======== INPUT
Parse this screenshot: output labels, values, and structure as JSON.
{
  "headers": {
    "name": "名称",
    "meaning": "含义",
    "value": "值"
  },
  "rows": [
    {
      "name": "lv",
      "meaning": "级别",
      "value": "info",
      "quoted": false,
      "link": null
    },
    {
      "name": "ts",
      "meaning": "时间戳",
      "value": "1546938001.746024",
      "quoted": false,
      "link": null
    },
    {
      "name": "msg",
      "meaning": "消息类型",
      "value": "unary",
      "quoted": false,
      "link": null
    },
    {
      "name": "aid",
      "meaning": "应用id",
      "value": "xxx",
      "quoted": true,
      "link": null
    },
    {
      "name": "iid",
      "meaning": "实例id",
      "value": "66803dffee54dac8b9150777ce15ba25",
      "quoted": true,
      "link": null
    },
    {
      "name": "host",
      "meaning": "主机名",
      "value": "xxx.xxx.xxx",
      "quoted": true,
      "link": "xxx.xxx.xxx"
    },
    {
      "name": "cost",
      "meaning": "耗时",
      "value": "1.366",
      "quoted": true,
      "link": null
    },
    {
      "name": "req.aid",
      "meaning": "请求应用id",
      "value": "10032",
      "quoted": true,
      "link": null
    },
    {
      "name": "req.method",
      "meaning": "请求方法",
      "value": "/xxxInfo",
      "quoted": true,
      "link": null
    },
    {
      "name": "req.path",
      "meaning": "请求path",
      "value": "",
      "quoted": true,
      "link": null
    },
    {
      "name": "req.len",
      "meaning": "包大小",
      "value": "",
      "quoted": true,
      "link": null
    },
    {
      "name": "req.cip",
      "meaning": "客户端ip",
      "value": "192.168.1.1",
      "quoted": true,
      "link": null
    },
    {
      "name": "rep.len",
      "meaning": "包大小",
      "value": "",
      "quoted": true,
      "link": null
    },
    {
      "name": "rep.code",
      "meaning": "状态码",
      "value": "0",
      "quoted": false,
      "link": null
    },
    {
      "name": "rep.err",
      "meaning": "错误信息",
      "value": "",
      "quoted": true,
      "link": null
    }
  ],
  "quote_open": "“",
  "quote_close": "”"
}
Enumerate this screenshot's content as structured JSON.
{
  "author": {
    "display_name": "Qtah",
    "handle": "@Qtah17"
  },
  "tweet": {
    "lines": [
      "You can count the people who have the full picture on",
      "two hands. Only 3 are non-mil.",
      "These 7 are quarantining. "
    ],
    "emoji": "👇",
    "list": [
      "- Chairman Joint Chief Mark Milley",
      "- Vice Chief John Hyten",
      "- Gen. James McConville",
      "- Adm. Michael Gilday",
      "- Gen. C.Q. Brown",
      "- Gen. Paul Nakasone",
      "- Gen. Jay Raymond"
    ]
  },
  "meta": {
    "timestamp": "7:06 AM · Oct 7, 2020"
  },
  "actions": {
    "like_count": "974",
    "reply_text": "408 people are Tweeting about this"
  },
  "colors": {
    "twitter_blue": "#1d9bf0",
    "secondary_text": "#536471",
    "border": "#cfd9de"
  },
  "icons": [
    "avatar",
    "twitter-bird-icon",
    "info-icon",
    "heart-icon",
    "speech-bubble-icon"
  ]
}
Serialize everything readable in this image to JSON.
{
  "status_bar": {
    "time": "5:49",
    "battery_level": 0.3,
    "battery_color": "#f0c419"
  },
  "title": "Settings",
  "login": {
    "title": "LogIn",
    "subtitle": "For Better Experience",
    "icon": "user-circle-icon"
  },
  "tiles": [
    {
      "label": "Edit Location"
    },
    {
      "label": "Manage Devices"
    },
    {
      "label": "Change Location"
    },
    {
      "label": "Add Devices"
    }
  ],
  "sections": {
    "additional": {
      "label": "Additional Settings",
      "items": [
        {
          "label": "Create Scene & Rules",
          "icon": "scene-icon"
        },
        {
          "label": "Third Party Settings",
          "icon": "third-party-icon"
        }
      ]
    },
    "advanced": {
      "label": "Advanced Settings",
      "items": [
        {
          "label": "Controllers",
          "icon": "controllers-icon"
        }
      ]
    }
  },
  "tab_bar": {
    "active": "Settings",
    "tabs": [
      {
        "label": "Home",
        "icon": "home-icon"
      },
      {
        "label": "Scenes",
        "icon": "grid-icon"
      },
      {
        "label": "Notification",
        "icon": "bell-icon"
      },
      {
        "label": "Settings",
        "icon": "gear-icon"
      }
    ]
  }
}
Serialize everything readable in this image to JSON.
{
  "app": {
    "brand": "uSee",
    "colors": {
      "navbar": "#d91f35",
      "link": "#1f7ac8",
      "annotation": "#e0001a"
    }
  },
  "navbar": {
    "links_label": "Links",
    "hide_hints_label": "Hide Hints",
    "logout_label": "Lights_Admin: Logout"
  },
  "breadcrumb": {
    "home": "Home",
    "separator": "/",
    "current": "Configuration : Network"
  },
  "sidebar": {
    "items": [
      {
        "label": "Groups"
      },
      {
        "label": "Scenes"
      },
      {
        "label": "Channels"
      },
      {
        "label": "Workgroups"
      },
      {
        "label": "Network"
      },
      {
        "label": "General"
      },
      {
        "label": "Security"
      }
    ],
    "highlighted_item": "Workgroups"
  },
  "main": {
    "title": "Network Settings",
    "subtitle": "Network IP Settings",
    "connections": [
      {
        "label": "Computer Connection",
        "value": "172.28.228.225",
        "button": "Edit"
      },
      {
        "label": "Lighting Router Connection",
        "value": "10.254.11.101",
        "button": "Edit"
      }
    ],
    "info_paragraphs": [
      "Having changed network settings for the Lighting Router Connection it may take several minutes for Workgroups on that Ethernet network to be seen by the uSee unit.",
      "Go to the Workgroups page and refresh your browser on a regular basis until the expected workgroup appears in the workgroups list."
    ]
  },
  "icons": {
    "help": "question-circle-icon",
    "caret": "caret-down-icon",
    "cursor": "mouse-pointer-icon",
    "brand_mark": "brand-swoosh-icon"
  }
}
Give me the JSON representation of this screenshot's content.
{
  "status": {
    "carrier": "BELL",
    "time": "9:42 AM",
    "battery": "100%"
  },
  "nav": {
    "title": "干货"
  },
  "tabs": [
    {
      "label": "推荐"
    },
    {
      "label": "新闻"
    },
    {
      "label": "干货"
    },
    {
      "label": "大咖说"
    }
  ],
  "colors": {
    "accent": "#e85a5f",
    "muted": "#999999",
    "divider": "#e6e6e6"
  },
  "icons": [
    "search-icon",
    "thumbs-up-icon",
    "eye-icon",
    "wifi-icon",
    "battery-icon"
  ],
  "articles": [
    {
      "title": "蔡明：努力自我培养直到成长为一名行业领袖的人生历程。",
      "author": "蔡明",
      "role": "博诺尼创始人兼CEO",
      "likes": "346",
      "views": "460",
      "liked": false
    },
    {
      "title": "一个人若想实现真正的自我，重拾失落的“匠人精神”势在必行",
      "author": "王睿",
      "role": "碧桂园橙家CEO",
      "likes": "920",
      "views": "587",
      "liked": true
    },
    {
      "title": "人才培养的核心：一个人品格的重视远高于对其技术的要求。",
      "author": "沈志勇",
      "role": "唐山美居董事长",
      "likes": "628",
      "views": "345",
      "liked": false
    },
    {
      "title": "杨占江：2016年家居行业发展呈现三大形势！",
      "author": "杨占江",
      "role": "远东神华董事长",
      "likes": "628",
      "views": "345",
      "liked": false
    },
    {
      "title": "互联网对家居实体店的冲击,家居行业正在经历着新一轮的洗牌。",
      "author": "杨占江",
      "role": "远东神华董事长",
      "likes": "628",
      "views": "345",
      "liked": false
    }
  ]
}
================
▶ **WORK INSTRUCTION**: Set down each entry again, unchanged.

▶ **ANSWER TO THE EXERCISE**:
Parse this screenshot: output labels, values, and structure as JSON.
{
  "headers": {
    "name": "名称",
    "meaning": "含义",
    "value": "值"
  },
  "rows": [
    {
      "name": "lv",
      "meaning": "级别",
      "value": "info",
      "quoted": false,
      "link": null
    },
    {
      "name": "ts",
      "meaning": "时间戳",
      "value": "1546938001.746024",
      "quoted": false,
      "link": null
    },
    {
      "name": "msg",
      "meaning": "消息类型",
      "value": "unary",
      "quoted": false,
      "link": null
    },
    {
      "name": "aid",
      "meaning": "应用id",
      "value": "xxx",
      "quoted": true,
      "link": null
    },
    {
      "name": "iid",
      "meaning": "实例id",
      "value": "66803dffee54dac8b9150777ce15ba25",
      "quoted": true,
      "link": null
    },
    {
      "name": "host",
      "meaning": "主机名",
      "value": "xxx.xxx.xxx",
      "quoted": true,
      "link": "xxx.xxx.xxx"
    },
    {
      "name": "cost",
      "meaning": "耗时",
      "value": "1.366",
      "quoted": true,
      "link": null
    },
    {
      "name": "req.aid",
      "meaning": "请求应用id",
      "value": "10032",
      "quoted": true,
      "link": null
    },
    {
      "name": "req.method",
      "meaning": "请求方法",
      "value": "/xxxInfo",
      "quoted": true,
      "link": null
    },
    {
      "name": "req.path",
      "meaning": "请求path",
      "value": "",
      "quoted": true,
      "link": null
    },
    {
      "name": "req.len",
      "meaning": "包大小",
      "value": "",
      "quoted": true,
      "link": null
    },
    {
      "name": "req.cip",
      "meaning": "客户端ip",
      "value": "192.168.1.1",
      "quoted": true,
      "link": null
    },
    {
      "name": "rep.len",
      "meaning": "包大小",
      "value": "",
      "quoted": true,
      "link": null
    },
    {
      "name": "rep.code",
      "meaning": "状态码",
      "value": "0",
      "quoted": false,
      "link": null
    },
    {
      "name": "rep.err",
      "meaning": "错误信息",
      "value": "",
      "quoted": true,
      "link": null
    }
  ],
  "quote_open": "“",
  "quote_close": "”"
}
Enumerate this screenshot's content as structured JSON.
{
  "author": {
    "display_name": "Qtah",
    "handle": "@Qtah17"
  },
  "tweet": {
    "lines": [
      "You can count the people who have the full picture on",
      "two hands. Only 3 are non-mil.",
      "These 7 are quarantining. "
    ],
    "emoji": "👇",
    "list": [
      "- Chairman Joint Chief Mark Milley",
      "- Vice Chief John Hyten",
      "- Gen. James McConville",
      "- Adm. Michael Gilday",
      "- Gen. C.Q. Brown",
      "- Gen. Paul Nakasone",
      "- Gen. Jay Raymond"
    ]
  },
  "meta": {
    "timestamp": "7:06 AM · Oct 7, 2020"
  },
  "actions": {
    "like_count": "974",
    "reply_text": "408 people are Tweeting about this"
  },
  "colors": {
    "twitter_blue": "#1d9bf0",
    "secondary_text": "#536471",
    "border": "#cfd9de"
  },
  "icons": [
    "avatar",
    "twitter-bird-icon",
    "info-icon",
    "heart-icon",
    "speech-bubble-icon"
  ]
}
Serialize everything readable in this image to JSON.
{
  "status_bar": {
    "time": "5:49",
    "battery_level": 0.3,
    "battery_color": "#f0c419"
  },
  "title": "Settings",
  "login": {
    "title": "LogIn",
    "subtitle": "For Better Experience",
    "icon": "user-circle-icon"
  },
  "tiles": [
    {
      "label": "Edit Location"
    },
    {
      "label": "Manage Devices"
    },
    {
      "label": "Change Location"
    },
    {
      "label": "Add Devices"
    }
  ],
  "sections": {
    "additional": {
      "label": "Additional Settings",
      "items": [
        {
          "label": "Create Scene & Rules",
          "icon": "scene-icon"
        },
        {
          "label": "Third Party Settings",
          "icon": "third-party-icon"
        }
      ]
    },
    "advanced": {
      "label": "Advanced Settings",
      "items": [
        {
          "label": "Controllers",
          "icon": "controllers-icon"
        }
      ]
    }
  },
  "tab_bar": {
    "active": "Settings",
    "tabs": [
      {
        "label": "Home",
        "icon": "home-icon"
      },
      {
        "label": "Scenes",
        "icon": "grid-icon"
      },
      {
        "label": "Notification",
        "icon": "bell-icon"
      },
      {
        "label": "Settings",
        "icon": "gear-icon"
      }
    ]
  }
}
Serialize everything readable in this image to JSON.
{
  "app": {
    "brand": "uSee",
    "colors": {
      "navbar": "#d91f35",
      "link": "#1f7ac8",
      "annotation": "#e0001a"
    }
  },
  "navbar": {
    "links_label": "Links",
    "hide_hints_label": "Hide Hints",
    "logout_label": "Lights_Admin: Logout"
  },
  "breadcrumb": {
    "home": "Home",
    "separator": "/",
    "current": "Configuration : Network"
  },
  "sidebar": {
    "items": [
      {
        "label": "Groups"
      },
      {
        "label": "Scenes"
      },
      {
        "label": "Channels"
      },
      {
        "label": "Workgroups"
      },
      {
        "label": "Network"
      },
      {
        "label": "General"
      },
      {
        "label": "Security"
      }
    ],
    "highlighted_item": "Workgroups"
  },
  "main": {
    "title": "Network Settings",
    "subtitle": "Network IP Settings",
    "connections": [
      {
        "label": "Computer Connection",
        "value": "172.28.228.225",
        "button": "Edit"
      },
      {
        "label": "Lighting Router Connection",
        "value": "10.254.11.101",
        "button": "Edit"
      }
    ],
    "info_paragraphs": [
      "Having changed network settings for the Lighting Router Connection it may take several minutes for Workgroups on that Ethernet network to be seen by the uSee unit.",
      "Go to the Workgroups page and refresh your browser on a regular basis until the expected workgroup appears in the workgroups list."
    ]
  },
  "icons": {
    "help": "question-circle-icon",
    "caret": "caret-down-icon",
    "cursor": "mouse-pointer-icon",
    "brand_mark": "brand-swoosh-icon"
  }
}
Give me the JSON representation of this screenshot's content.
{
  "status": {
    "carrier": "BELL",
    "time": "9:42 AM",
    "battery": "100%"
  },
  "nav": {
    "title": "干货"
  },
  "tabs": [
    {
      "label": "推荐"
    },
    {
      "label": "新闻"
    },
    {
      "label": "干货"
    },
    {
      "label": "大咖说"
    }
  ],
  "colors": {
    "accent": "#e85a5f",
    "muted": "#999999",
    "divider": "#e6e6e6"
  },
  "icons": [
    "search-icon",
    "thumbs-up-icon",
    "eye-icon",
    "wifi-icon",
    "battery-icon"
  ],
  "articles": [
    {
      "title": "蔡明：努力自我培养直到成长为一名行业领袖的人生历程。",
      "author": "蔡明",
      "role": "博诺尼创始人兼CEO",
      "likes": "346",
      "views": "460",
      "liked": false
    },
    {
      "title": "一个人若想实现真正的自我，重拾失落的“匠人精神”势在必行",
      "author": "王睿",
      "role": "碧桂园橙家CEO",
      "likes": "920",
      "views": "587",
      "liked": true
    },
    {
      "title": "人才培养的核心：一个人品格的重视远高于对其技术的要求。",
      "author": "沈志勇",
      "role": "唐山美居董事长",
      "likes": "628",
      "views": "345",
      "liked": false
    },
    {
      "title": "杨占江：2016年家居行业发展呈现三大形势！",
      "author": "杨占江",
      "role": "远东神华董事长",
      "likes": "628",
      "views": "345",
      "liked": false
    },
    {
      "title": "互联网对家居实体店的冲击,家居行业正在经历着新一轮的洗牌。",
      "author": "杨占江",
      "role": "远东神华董事长",
      "likes": "628",
      "views": "345",
      "liked": false
    }
  ]
}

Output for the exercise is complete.